STUDY MATERIAL:

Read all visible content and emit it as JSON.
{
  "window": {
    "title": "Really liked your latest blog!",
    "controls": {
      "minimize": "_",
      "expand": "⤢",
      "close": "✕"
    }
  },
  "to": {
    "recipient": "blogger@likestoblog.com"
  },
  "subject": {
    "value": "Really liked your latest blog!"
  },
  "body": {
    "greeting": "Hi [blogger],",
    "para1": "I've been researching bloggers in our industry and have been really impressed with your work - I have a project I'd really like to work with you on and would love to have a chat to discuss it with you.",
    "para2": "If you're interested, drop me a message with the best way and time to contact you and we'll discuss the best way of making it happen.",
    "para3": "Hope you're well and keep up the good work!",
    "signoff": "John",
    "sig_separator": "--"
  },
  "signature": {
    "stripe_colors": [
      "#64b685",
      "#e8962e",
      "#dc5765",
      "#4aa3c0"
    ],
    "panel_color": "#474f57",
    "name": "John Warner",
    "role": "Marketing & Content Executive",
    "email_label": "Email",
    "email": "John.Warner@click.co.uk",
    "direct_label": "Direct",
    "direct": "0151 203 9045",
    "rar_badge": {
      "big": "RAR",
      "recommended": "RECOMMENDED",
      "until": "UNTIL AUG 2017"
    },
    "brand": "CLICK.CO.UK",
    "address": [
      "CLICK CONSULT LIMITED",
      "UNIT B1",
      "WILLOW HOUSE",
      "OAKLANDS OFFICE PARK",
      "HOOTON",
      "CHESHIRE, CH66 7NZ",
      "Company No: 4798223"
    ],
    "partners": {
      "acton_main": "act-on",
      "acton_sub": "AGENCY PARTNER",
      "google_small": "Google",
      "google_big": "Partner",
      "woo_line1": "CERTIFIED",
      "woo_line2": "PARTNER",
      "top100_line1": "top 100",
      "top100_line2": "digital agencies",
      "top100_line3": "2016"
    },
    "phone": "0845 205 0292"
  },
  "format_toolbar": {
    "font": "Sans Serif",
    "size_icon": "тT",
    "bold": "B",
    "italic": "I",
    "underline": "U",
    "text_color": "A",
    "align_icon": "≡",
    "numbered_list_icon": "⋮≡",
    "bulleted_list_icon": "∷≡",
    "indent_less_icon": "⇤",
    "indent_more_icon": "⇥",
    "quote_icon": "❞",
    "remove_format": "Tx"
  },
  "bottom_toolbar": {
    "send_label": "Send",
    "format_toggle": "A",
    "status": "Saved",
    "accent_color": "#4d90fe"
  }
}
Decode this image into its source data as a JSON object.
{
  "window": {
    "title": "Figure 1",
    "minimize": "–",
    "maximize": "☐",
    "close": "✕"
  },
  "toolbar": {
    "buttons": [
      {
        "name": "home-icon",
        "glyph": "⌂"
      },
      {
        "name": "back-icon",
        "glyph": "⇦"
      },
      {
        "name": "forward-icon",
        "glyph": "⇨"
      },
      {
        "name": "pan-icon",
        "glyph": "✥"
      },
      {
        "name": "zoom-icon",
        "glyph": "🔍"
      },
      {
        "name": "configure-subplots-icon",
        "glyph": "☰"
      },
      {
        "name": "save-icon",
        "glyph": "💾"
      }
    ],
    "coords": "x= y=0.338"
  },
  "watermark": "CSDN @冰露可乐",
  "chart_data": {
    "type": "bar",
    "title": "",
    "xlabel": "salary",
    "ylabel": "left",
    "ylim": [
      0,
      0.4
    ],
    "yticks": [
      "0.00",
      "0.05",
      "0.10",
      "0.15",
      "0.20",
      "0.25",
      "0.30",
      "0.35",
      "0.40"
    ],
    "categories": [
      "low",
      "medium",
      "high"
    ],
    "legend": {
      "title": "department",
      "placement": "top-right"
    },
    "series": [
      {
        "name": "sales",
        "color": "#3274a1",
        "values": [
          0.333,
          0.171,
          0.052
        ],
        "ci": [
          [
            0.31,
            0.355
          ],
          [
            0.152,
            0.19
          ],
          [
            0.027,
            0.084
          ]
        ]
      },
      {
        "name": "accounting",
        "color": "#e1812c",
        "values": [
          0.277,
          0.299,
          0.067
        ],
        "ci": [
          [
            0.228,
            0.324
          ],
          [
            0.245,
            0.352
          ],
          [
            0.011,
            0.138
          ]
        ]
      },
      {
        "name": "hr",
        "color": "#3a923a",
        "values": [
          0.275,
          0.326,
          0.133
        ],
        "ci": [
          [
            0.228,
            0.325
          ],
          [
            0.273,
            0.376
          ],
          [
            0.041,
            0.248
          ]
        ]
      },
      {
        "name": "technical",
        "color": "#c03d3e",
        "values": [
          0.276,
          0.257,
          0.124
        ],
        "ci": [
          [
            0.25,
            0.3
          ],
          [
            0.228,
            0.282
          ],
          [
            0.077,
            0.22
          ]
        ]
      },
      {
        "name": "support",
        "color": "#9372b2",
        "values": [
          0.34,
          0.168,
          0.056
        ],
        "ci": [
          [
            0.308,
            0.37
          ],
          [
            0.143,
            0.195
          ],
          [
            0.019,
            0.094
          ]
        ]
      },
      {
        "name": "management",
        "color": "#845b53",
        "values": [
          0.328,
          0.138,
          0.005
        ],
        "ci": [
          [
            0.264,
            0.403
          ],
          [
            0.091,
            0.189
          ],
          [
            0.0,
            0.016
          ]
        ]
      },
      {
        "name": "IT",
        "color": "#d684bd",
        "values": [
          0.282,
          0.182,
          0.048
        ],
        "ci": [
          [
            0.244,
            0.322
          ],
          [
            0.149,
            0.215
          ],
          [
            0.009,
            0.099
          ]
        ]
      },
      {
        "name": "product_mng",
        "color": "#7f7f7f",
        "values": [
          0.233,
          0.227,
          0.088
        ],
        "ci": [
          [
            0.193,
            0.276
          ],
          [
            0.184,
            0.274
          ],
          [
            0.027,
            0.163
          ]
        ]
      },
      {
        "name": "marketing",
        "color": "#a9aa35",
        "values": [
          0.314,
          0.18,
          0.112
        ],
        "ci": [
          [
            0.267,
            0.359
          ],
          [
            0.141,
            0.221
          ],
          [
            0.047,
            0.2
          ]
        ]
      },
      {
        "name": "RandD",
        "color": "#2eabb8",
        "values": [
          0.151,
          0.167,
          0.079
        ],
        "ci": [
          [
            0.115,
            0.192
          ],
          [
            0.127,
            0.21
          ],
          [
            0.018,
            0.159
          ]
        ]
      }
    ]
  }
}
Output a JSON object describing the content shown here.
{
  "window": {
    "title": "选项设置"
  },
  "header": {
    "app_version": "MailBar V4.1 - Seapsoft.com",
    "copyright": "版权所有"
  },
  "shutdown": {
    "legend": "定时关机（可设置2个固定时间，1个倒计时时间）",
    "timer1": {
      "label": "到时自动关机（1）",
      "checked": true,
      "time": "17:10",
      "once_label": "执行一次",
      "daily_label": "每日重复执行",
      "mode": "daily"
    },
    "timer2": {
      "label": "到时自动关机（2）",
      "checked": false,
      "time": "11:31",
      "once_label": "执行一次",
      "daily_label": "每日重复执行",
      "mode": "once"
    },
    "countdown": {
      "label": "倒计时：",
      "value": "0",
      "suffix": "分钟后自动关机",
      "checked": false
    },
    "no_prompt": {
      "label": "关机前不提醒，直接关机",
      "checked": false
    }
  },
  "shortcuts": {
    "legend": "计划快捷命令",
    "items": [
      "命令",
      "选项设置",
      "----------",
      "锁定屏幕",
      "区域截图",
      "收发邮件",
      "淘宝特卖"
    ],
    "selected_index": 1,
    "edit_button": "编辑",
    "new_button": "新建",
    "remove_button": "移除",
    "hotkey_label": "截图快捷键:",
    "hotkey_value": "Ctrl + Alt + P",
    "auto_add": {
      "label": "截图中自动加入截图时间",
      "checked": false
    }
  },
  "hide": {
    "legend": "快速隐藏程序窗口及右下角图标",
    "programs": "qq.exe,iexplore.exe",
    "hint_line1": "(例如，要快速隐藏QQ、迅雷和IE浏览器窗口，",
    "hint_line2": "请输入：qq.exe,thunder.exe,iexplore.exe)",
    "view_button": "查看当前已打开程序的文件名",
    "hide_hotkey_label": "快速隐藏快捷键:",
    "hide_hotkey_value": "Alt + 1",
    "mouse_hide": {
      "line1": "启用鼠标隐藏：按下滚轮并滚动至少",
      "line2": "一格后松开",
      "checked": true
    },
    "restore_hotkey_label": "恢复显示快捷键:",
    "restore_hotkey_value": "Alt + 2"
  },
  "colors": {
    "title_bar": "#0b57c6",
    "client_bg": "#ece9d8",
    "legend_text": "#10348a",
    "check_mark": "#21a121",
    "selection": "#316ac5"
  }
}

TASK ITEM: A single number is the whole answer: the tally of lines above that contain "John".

TASK OUTPUT: 3